Through the years, Shay, a claims and inquiries clerk at 1760 W. 21st South, has had bank bags containing as much as $300,000 in cash come into her office."I've had checks for $50,000, all denominations of bills and pounds of coins."

She has also had to scurry from loose bees, a room full of crickets and even a wild lizard.

"Most of the things turned into my office are so lost that they never will be found by their owners. These include items that were improperly mailed or addressed or which have fallen out of envelopes, bags, boxes and cans and have no addresses attached to them.

"Eventually, lost items worth $5 or more are sent to the Dead Parcel Department in San Francisco, Calif., where they are sold. Items worth less than that are generally thrown away or given away to charity," she said.

By the end of the month, when she cleans house, her office shelves are usually stacked with such things as tires, photographs, coins, candy, camera film, keys, video cassettes, dolls, shoes, clothing of all kinds, radios, television sets, books, tools and many items difficult to identify - such as a set of 3-foot-tall metal rings whose use remains a mystery.

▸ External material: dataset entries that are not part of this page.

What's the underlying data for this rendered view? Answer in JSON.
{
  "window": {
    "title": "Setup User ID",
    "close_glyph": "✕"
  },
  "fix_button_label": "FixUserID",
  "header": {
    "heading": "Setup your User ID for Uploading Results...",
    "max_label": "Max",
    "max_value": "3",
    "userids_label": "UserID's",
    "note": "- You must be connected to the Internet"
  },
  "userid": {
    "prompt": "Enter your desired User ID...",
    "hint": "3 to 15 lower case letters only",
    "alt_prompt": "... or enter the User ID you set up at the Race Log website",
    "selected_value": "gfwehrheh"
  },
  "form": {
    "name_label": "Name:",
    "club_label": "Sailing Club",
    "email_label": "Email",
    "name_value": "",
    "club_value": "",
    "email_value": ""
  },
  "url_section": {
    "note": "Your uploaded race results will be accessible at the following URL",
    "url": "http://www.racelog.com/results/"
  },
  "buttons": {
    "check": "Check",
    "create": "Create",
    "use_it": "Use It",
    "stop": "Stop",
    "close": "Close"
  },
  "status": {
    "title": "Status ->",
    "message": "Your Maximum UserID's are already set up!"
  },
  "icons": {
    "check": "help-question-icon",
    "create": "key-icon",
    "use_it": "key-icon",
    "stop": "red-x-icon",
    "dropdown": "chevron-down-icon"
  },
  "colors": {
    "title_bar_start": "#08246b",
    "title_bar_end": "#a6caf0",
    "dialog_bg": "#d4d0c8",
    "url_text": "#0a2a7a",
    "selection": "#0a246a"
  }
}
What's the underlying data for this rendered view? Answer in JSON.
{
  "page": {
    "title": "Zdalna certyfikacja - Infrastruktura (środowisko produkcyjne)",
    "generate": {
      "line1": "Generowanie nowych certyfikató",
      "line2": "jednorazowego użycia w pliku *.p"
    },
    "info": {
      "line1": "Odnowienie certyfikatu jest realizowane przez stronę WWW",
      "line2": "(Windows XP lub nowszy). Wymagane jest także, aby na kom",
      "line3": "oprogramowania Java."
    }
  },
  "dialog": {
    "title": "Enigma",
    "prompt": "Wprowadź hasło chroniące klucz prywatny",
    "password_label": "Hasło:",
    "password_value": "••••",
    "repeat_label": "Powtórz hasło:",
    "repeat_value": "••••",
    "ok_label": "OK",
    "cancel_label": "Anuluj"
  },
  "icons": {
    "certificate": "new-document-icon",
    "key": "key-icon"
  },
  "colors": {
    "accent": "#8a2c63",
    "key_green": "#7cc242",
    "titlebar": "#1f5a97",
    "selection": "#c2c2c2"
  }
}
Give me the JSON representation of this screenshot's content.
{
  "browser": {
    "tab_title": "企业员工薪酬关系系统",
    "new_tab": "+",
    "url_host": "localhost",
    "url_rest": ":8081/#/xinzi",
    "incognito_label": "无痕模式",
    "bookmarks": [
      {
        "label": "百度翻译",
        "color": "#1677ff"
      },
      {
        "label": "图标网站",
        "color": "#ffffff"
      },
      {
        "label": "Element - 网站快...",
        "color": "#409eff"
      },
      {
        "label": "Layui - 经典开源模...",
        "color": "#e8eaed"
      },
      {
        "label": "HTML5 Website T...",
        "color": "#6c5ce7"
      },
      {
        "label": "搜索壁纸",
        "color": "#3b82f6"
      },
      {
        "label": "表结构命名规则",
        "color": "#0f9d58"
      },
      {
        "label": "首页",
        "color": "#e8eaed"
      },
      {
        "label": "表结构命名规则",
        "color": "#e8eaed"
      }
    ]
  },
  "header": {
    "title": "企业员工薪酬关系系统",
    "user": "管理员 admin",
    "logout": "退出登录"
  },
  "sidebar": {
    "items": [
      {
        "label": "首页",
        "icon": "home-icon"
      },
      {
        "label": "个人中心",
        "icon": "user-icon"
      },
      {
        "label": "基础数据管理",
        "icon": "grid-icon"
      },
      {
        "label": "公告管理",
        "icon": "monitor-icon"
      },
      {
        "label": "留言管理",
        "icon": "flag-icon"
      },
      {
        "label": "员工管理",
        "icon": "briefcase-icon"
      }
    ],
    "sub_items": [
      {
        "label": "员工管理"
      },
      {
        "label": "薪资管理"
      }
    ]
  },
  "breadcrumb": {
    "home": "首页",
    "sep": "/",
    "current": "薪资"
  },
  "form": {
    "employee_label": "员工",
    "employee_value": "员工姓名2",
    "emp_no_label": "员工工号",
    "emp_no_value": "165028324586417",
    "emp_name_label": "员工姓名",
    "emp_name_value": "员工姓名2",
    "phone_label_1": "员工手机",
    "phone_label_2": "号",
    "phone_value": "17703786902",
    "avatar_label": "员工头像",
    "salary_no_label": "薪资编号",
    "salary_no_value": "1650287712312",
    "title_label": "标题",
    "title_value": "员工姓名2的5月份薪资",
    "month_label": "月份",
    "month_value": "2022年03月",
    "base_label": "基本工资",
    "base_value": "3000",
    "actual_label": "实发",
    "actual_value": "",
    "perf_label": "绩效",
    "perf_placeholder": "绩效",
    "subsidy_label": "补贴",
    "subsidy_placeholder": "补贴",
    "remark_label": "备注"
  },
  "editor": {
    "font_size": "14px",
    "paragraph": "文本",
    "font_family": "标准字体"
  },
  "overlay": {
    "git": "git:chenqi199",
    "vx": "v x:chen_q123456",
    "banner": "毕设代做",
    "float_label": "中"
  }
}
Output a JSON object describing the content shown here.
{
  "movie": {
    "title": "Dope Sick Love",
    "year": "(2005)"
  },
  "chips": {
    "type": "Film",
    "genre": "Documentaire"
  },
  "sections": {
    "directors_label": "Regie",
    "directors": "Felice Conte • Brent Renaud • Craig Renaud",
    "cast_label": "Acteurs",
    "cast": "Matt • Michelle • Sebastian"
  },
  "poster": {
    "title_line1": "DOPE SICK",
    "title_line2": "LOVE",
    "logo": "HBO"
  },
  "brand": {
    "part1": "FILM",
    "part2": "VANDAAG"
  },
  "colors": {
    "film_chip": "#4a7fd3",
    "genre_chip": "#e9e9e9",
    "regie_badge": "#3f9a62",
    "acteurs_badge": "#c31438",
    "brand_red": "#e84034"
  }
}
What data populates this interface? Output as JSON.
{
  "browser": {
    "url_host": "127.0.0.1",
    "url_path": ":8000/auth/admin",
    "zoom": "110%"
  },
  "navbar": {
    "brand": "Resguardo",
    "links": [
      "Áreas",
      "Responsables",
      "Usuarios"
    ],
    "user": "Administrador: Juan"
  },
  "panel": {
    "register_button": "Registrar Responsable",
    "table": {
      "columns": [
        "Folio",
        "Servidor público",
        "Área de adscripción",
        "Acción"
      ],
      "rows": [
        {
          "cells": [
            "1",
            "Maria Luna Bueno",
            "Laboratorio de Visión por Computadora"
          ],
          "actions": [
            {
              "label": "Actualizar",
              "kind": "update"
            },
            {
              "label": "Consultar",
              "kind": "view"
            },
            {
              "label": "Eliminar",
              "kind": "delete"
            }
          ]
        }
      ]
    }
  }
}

Shay said the Salt Palace bank deposit bag filled with money was deposited in a post office box about three or four years ago by mistake. "We figured out right away where the money had come from and we returned it promptly.

"We were able to round up most of the loose bees and get rid of them, but the crickets are a different story. They came from a poorly packaged container and when the whole mess was brought to our office we thought the crickets were dead. At least they weren't moving, so we put them on a storage shelf for awhile, as we do all lost items, to see if anybody would claim them.

"The crickets must have only been dormant or sleeping since once inside our warm office they came to life. When I came to work the next day the whole office was alive with them. We had a terrible job getting rid of them. We found crickets for days."

One of the strangest items to be lost and not found was a complete adult size bear suit, including the bear's head. "I don't like to say so, but we even get lost blood samples and urine samples in here. Ugh. Gimme a break!"

She said people who mail diamond rings, coins or other metal items in a paper envelope are asking for trouble. "The Post Office uses automated sorting equipment and while most thick or bulging letters are weeded out of the system before they go into the automated equipment, letters with rings or coins sometimes get into the machinery and rings are crushed, stones or entire rings lost and our machinery damaged."

She said rings and other valuables should be properly packaged in boxes or specially padded mailing envelopes. All packages should be correctly addressed and contain a return address. "You would be surprised how many packages are mailed without any address at all."

If there is any reason to believe an item might fall out of a package, the item should be marked or tagged with an address, Shay said.

Sometimes items that have not been mailed show up in the Post Office lost and found department, Shay said.

"People often find wallets or keys or identification badges on the street or in a store or movie and they put them in a post office box, figuring, I guess, that the post office knows everything.

"If a key isn't marked we are stumped, unless somebody comes in and claims it. We try to find the owners of driver's licenses and other identification, but if they have moved and not left a forwarding address we are at a loss."

She likes her job, she said, but added that she is usually up to her neck in paperwork - and lost items. "Sometimes I feel like Sam Spade or Ellery Queen."